To have a claim, you will need to satisfy a number of legal requirements through evidence. You will need to be able to show the practitioner was negligent and at fault, and that their actions fell below the standard expected of individuals in that position. You will then need to show that the negligence directly resulted in harm, loss or injury to you.
It will not be enough that treatment failed or was not a success. Similarly, it is not enough that something ‘went wrong’ – you have to show that you suffered harm as a direct result of that negligence.
Strict timeframes apply to clinical negligence cases. A claim for clinical negligence has to be made within three years of when the incident / treatment took place or when you first became aware that you had suffered a resulting illness or injury.
Can I claim on behalf of someone else?
You can make a claim on behalf of a child or someone who is incapacitated if you are their next of kin.
If the claim is for a child, the three-year time limit doesn’t come into effect until they reach their 18th birthday.
If the claim involves someone who is incapacitated because of a mental disability, the three-year time limit doesn’t start until (and if) they recover.
You may also be able to make a claim if you are the next of kin of someone who has died.

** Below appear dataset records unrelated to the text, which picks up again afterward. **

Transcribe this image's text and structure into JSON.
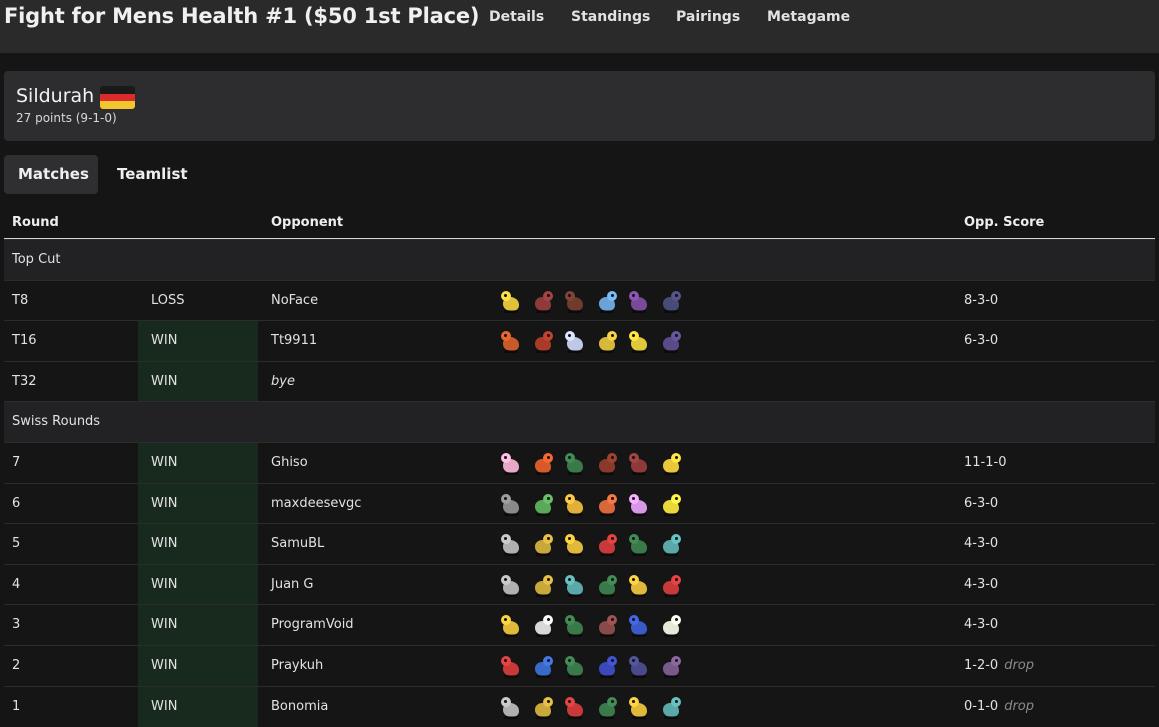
{
  "header": {
    "title": "Fight for Mens Health #1 ($50 1st Place)",
    "nav": [
      {
        "label": "Details"
      },
      {
        "label": "Standings"
      },
      {
        "label": "Pairings"
      },
      {
        "label": "Metagame"
      }
    ]
  },
  "player": {
    "name": "Sildurah",
    "flag_icon": "germany-flag-icon",
    "flag_colors": [
      "#1a1a1a",
      "#dd2a2a",
      "#f2c430"
    ],
    "points": "27 points (9-1-0)"
  },
  "tabs": [
    {
      "label": "Matches",
      "active": true
    },
    {
      "label": "Teamlist",
      "active": false
    }
  ],
  "table": {
    "headers": {
      "round": "Round",
      "opponent": "Opponent",
      "opp_score": "Opp. Score"
    },
    "sections": [
      {
        "label": "Top Cut",
        "rows": [
          {
            "round": "T8",
            "result": "LOSS",
            "opponent": "NoFace",
            "opp_score": "8-3-0",
            "drop": "",
            "team": [
              "#e0c23a",
              "#8f3a3a",
              "#6e3b2c",
              "#6aa3d8",
              "#7a4a9a",
              "#4a4a78"
            ]
          },
          {
            "round": "T16",
            "result": "WIN",
            "opponent": "Tt9911",
            "opp_score": "6-3-0",
            "drop": "",
            "team": [
              "#c85a2a",
              "#a83a2a",
              "#c0c8e8",
              "#d8b83a",
              "#e0c83a",
              "#5a4a8a"
            ]
          },
          {
            "round": "T32",
            "result": "WIN",
            "opponent": "bye",
            "opp_score": "",
            "drop": "",
            "team": []
          }
        ]
      },
      {
        "label": "Swiss Rounds",
        "rows": [
          {
            "round": "7",
            "result": "WIN",
            "opponent": "Ghiso",
            "opp_score": "11-1-0",
            "drop": "",
            "team": [
              "#e8a8c8",
              "#d85a2a",
              "#3a7a4a",
              "#8a3a2a",
              "#8f3a3a",
              "#e8c83a"
            ]
          },
          {
            "round": "6",
            "result": "WIN",
            "opponent": "maxdeesevgc",
            "opp_score": "6-3-0",
            "drop": "",
            "team": [
              "#8a8a8a",
              "#5aa85a",
              "#e0b03a",
              "#d8683a",
              "#d898e8",
              "#e8d83a"
            ]
          },
          {
            "round": "5",
            "result": "WIN",
            "opponent": "SamuBL",
            "opp_score": "4-3-0",
            "drop": "",
            "team": [
              "#b0b0b0",
              "#c8a83a",
              "#e0b83a",
              "#c83a3a",
              "#3a7a4a",
              "#5aa8a8"
            ]
          },
          {
            "round": "4",
            "result": "WIN",
            "opponent": "Juan G",
            "opp_score": "4-3-0",
            "drop": "",
            "team": [
              "#b0b0b0",
              "#c8a83a",
              "#5aa8a8",
              "#3a7a4a",
              "#e0b83a",
              "#c83a3a"
            ]
          },
          {
            "round": "3",
            "result": "WIN",
            "opponent": "ProgramVoid",
            "opp_score": "4-3-0",
            "drop": "",
            "team": [
              "#e0b83a",
              "#d8d8d8",
              "#3a7a4a",
              "#8a4a4a",
              "#3a5ac8",
              "#e8e8d8"
            ]
          },
          {
            "round": "2",
            "result": "WIN",
            "opponent": "Praykuh",
            "opp_score": "1-2-0",
            "drop": "drop",
            "team": [
              "#c83a3a",
              "#3a6ac8",
              "#3a7a4a",
              "#3a4ab8",
              "#4a4a8a",
              "#7a5a8a"
            ]
          },
          {
            "round": "1",
            "result": "WIN",
            "opponent": "Bonomia",
            "opp_score": "0-1-0",
            "drop": "drop",
            "team": [
              "#b0b0b0",
              "#c8a83a",
              "#c83a3a",
              "#3a7a4a",
              "#e0b83a",
              "#5aa8a8"
            ]
          }
        ]
      }
    ]
  }
}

If the person you are claiming for has passed away, the timeframe for bringing a claim is three years from the date of their death. If the person dies whilst the claim is ongoing, you have three years from the date they passed away to continue with the claim.
What evidence will be needed?

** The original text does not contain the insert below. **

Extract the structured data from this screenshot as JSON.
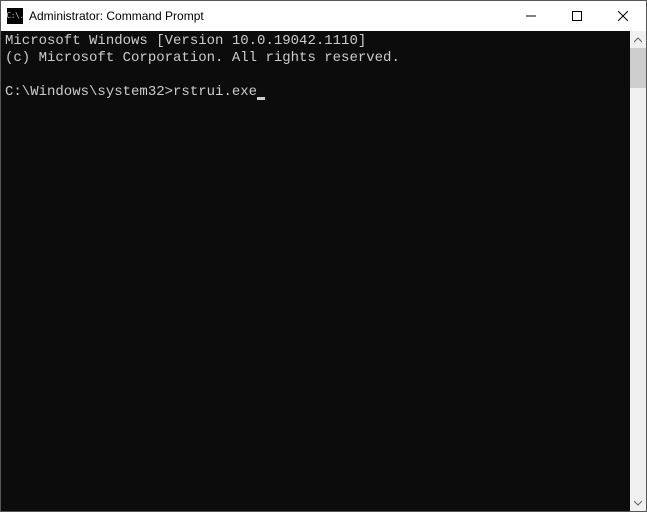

The burden is on you, the claimant, to prove that there has been negligence and that you have suffered as a result.
The evidence will need to prove that:
- That the healthcare professional owed a duty of care to you not to cause injury

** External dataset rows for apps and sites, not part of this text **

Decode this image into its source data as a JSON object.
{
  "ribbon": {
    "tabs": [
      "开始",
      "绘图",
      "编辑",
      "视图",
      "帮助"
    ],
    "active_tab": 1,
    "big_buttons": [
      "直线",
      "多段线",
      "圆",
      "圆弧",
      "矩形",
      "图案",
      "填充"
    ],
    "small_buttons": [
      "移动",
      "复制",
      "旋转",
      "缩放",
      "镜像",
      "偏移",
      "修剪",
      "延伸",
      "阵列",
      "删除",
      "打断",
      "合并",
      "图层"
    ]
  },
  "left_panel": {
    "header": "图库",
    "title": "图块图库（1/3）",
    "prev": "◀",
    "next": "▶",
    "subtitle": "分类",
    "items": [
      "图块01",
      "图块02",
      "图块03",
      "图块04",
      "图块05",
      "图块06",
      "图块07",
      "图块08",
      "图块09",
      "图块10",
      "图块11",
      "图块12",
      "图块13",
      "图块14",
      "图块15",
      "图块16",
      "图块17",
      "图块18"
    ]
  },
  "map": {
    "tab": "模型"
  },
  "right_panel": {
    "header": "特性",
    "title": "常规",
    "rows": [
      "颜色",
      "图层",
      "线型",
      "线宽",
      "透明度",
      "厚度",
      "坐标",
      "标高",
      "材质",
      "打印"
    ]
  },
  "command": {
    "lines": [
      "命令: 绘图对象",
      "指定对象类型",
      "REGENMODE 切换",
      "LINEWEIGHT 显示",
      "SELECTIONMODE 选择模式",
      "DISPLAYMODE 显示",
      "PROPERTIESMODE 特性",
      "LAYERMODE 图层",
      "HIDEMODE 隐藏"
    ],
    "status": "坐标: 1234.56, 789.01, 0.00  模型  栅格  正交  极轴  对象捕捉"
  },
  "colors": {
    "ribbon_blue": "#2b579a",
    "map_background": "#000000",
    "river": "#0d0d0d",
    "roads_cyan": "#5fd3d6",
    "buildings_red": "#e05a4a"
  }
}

- There was a duty of care breach
- That the breach of duty of care has caused you harm
- Damages and other losses (such as loss of earnings) have resulted from the harm caused by the breach of care
Your solicitor will lead on sourcing and collating the required evidence and presenting it as part of your claim.
The most challenging area of evidence in clinical negligence claims is typically proving that the negligence directly caused the harm – and that the harm was not for example as a result of an underlying condition.
This will require your solicitor to take advice from medical experts specialising in the field of your injury, taking into account your medical history, the events surrounding the negligence and your subsequent health condition.
How much compensation could I expect?
As part of your claim, you will need to provide a schedule detailing losses and costs that you are seeking to recover. The value of a clinical negligence claim will however ultimately be determined by the court on the facts of each case. Factors that will be considered include the severity of the negligence, the nature of the injury, any your loss of earnings and impact on future care needs earnings.
How long does a claim take?
You should expect your clinical negligence claim to take from 18 months for more straight-forward cases to over 3 years for complex claims. The timeframe will be largely determined by the defendant’s strategy (whether for example they accept liability but are challenging resulting injury) or and the complexity of the claim.
Why take legal advice from an experienced clinical negligence solicitor?
The impact of clinical negligence can be long lasting and may impact on your personal life and your ability to work and provide for your family.
But proving clinical negligence can be difficult, demanding both legal and medical knowledge and insight to build the evidence that proves your case.
This is where the advice and guidance of an experienced legal professional will greatly benefit your claim. They can advise initially on the merits of your claim, and where you do have a claim, guide and support you through the legal process.